Norwood officers receive active shooter training
Published 2:33 pm Wednesday, January 13, 2021
Two members of Norwood’s police department have received new training which can be shared with other departments regarding active shooting events.
Chief James Wilson and Capt. Chris Thompson recently traveled to Texas to participate in the Advanced Law Enforcement Rapid Response Training (ALERT) program developed by Texas State University in cooperation with law enforcement agencies and SWAT teams.
Wilson said the ALERT program has recently been recognized as the national standard for active shooter response training. He said active shooter situations are when a shooting has occurred on a school campus, office or other public building.
The training was funded with a federal grant of approximately $43,000 which included special training rounds, ammunition which are plastic caps with paint in them.
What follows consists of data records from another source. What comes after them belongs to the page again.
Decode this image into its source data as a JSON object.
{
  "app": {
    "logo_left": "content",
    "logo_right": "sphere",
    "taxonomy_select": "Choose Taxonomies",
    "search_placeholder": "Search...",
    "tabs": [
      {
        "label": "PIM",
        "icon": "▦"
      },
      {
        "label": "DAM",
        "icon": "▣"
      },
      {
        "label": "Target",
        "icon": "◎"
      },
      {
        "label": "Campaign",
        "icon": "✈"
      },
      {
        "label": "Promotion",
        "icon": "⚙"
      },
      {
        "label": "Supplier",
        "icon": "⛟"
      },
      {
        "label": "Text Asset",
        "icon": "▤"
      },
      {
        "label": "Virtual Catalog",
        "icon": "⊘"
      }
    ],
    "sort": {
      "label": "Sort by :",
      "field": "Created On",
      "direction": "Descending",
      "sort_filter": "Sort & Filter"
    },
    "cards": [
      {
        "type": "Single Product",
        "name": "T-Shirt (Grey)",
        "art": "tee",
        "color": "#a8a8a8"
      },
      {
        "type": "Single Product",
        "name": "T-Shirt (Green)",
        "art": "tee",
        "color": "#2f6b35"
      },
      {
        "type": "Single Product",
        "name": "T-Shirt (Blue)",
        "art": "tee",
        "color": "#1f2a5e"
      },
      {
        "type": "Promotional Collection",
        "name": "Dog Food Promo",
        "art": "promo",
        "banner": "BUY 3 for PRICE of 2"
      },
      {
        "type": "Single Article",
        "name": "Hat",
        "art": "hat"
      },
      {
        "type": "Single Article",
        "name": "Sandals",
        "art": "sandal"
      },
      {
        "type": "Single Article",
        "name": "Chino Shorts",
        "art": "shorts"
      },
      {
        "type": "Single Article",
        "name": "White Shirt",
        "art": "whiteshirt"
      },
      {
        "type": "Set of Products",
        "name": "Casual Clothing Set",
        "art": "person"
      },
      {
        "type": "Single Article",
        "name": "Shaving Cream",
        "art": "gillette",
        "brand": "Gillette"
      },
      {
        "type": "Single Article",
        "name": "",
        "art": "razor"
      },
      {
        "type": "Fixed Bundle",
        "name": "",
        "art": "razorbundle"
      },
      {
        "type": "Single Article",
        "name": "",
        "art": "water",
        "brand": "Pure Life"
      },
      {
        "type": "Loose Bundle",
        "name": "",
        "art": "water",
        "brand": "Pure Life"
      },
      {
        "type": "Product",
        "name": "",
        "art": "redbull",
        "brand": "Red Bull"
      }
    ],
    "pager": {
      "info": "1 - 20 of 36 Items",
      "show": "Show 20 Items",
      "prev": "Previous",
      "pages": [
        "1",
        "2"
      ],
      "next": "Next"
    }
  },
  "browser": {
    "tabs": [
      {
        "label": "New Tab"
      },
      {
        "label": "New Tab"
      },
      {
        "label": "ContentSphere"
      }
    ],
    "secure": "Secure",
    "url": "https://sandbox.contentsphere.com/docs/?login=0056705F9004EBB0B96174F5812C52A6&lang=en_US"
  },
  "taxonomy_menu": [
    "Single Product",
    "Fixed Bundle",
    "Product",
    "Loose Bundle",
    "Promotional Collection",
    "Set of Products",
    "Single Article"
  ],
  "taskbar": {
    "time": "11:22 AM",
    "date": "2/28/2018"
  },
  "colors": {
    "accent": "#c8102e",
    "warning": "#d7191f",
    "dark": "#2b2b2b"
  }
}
“If we have an active shooter, we have someone taking lives. We expect for every round fired that is a life lost,” Wilson said.
The chief said the first thing to do in a situation with an active shooter is to stop the threat. Once the suspect is taken down, an officer’s next responsibility is to provide medical care as quickly as possible to those wounded in the incident.
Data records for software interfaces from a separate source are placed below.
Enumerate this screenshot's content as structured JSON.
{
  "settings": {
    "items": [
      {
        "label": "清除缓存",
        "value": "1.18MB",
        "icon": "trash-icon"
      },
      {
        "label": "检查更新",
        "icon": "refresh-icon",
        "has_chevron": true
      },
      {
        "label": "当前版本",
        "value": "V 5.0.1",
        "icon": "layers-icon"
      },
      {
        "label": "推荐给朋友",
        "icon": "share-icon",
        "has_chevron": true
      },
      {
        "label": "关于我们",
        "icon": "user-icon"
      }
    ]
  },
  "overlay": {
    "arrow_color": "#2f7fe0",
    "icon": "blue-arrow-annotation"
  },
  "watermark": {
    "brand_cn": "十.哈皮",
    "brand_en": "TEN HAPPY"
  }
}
Officers in the ALERT program learn first aid techniques such as applying tourniquets as well as securing an area and getting wounded to a safe zone where they can be treated.
The facility where the two officers trained had classrooms and indoor shooting facilities to work in various scenarios. Included in those scenarios is to go in with lights and sirens turned on, which has both advantages and disadvantages. Going into a situation in such a manner lets the perpetrator know police are coming but also can benefit a situation where the suspect will get scared and turn the gun on themselves.
Both officers are now certified instructors in the ALERT program and can conduct classes for fellow officers in Norwood, along with surrounding towns and agencies.
“Being able to bring (the program) back to Stanly County and be able to share that is vital. Anytime we can train together as a community as law enforcement, it does nothing but (makes us) better,” Wilson said. “The protection of our children and our schools is vital and very important, but to be able to respond in tandem with other agencies to an active shooter situation is very important.”